After a weekend of being feted by the industry and receiving awards from both the Jewelers Vigilance Committee and the Jewelry Information Center, Matt Runci, the longtime (17 years!), now-retired CEO of Jewelers of America—and before that the Manufacturing Jewelers and Suppliers of America—took a moment to talk with JCK and take stock of his distinguished career in the world of jewelry associations. Last week, we covered his remarks about the World Diamond Council. But we also talked about the future of independent jewelers, as well as how they can respond to the social issues that came to dominate his tenure:
Heading a jewelry association that had many mom-and-pops as members, what do you see as the future of the small jeweler?
Last weekend, I talked to a small jeweler from Massachusetts who I had not met before. She had increases of 20 percent a year for the last six years. It’s not that she happens to be located in an area that is thriving economically—to the contrary. But I also talked to other people who did everything they could and said they were flat with last year.

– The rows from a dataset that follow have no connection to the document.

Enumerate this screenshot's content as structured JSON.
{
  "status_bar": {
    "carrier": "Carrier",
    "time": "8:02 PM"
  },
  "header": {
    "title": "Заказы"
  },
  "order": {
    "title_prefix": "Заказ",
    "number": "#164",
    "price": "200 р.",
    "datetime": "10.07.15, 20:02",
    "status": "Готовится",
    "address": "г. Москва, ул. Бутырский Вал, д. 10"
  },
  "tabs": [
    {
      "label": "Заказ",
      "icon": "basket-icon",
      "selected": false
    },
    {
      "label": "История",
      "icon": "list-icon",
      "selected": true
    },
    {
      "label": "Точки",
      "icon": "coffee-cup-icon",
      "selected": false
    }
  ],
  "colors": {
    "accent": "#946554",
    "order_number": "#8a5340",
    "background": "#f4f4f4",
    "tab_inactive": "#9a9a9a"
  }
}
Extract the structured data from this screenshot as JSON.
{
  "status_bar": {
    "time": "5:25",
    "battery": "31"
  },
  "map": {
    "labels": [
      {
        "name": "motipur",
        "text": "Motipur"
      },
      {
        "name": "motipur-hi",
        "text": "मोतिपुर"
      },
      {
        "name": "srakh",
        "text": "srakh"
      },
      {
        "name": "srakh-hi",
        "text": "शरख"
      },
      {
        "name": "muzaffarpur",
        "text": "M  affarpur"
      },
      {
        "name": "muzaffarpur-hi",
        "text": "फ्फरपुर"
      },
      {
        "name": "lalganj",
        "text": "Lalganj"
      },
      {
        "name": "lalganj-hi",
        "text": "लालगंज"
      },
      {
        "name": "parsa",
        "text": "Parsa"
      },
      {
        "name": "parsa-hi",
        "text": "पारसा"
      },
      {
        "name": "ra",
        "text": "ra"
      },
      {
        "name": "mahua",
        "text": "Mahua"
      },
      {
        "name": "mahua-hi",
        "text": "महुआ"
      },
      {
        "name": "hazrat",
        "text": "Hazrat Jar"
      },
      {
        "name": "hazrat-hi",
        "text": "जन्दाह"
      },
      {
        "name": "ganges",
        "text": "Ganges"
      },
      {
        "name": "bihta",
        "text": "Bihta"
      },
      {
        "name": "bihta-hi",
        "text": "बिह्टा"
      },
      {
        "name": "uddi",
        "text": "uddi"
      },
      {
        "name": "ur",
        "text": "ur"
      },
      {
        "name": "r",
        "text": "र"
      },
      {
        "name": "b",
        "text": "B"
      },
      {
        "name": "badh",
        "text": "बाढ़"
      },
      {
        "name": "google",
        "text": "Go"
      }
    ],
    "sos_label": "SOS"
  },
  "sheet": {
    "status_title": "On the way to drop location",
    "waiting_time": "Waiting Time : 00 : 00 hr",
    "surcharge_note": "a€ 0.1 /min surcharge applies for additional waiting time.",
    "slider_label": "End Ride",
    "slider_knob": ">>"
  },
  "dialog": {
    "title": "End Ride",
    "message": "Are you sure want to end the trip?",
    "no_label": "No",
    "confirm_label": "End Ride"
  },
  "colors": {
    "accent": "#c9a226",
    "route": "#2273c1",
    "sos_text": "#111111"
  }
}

There is evidence that the independent jeweler has a bright future. It all depends on how they approach their business and whether they are willing to change and whether they are willing to do things that perhaps years ago they would have never thought of doing. If you really want to continue to thrive and grow you have to look at things like social media; your magazine does such a wonderful job at covering those avenues. The independent jewelers have a bright future and I suppose the key is availing themselves of what is out there.
You said at the JVC luncheon last week that the industry needs to take more active steps to ensure it keeps up with evolving consumer confidence demands. What steps should retailers take?
I think a lot more work is needed in this field. If there is one thing I would like to do in some fashion, it’s to help provide people with a sense of the choices that are out there so they can select the ones that fit their business needs at the moment. And I think that’s about education. I am enormously proud of the Responsible Jewellery Council but I don’t think it’s the single answer for everybody. There are a lot of different things out there right now.
For a really large business, it isn’t currently possible to segment a steady volume of supply in large enough qualities to be able to meet the need. I’m not sure that fair trade [jewelry] can be the answer for a bigger business but for a small business it could be.
What kind of insight do you think you can offer?
It may be about helping people understand the value of the RJC approach, and with the option of chain of custody, helping people understand how this fits into their business. It’s also helping people understand the Diamond Source Warranty Protocol and where that tool fits. You can open a toolbox but unless you understand what the job is to be done, you may not really understand which of these tools make sense for your business. So what is needed is education, but also an understanding of what is out there.
And what should they do to ensure a clean supply chain?
The first step is to self-assess what, if anything, they are currently doing. The answer may be nothing, we are just kind of depending on our suppliers. I think we need a systematic approach to giving everyone, no matter what level of the industry they are at, a sense of what is out there, and what they provide. I think if someone takes that on—maybe GIA or one of the other associations—that will add a lot to the ability of individual businesses when they self-assess so they can understand what more they should be doing.
Any businessperson has to wear the hat of the operator of that business. At the end of the day, it can be awfully hard to step back and take a strategic view of things. That is where more education is needed. So right now, it’s difficult; but maybe in a year or so there will be more available.
Any highlights of your career you wish to talk about?
There are a lot of high points. Some of the things that come to mind: Just to go back to the beginning—getting Americans to the Basel fair. By today’s world or perspective, that must seem so strange to people. But I don’t think that people can appreciate it was an accomplishment in its day, and that started my thinking of staying in the industry and not just moving on. I think another one of those episodes was having the chance to work with other people the industry on the efforts [to remove and cap] the luxury tax on jewelry.
Coming on to help JA and rethink its purpose to give meaning to the organization was just a terrific opportunity. I had a chance to work with a lot of terrific people. I have enjoyed working with independent jewelers as well as a lot of major corporations.
I’d also say responding to the call from the state associations to help them be more effective with their memberships. It was disappointing to watch state associations wither as people turned their attention elsewhere, and the state association meetings declined in importance to a lot of jewelers. But it’s good to see that some have endured and continue to thrive.
At JA, we came to the realization the conflict diamond experience was not just an event, that it represented something of an awakening for our industry. Perhaps the most exciting moment of my career was when we called a meeting and shared the results of the research we had commissioned to the heads of all these large corporations, and we heard them say, we agree with your analysis and conclusions and we need to have one organization [which became the RJC]. I really wondered if these large corporations or companies would be able to agree to work together when some of them had proprietary systems. But it was really the thrill of my career to have everyone in the room say that we believe these issues are critical.
It’s amazing if you are lucky once in your career, if you reach for something and you believe it is right, and it grows and develops. To actually see the spark ignite and continue to burn there at RJC was great. So there’s been a lot of great stuff—a few disappointments along the way, but really no regrets.
You have to know you can’t succeed 100 percent of the time, but on average more of the things that we did were effective than not.
Anything else you want to say to the industry?
Thank you for the opportunity to play a role and I wish the industry continued success.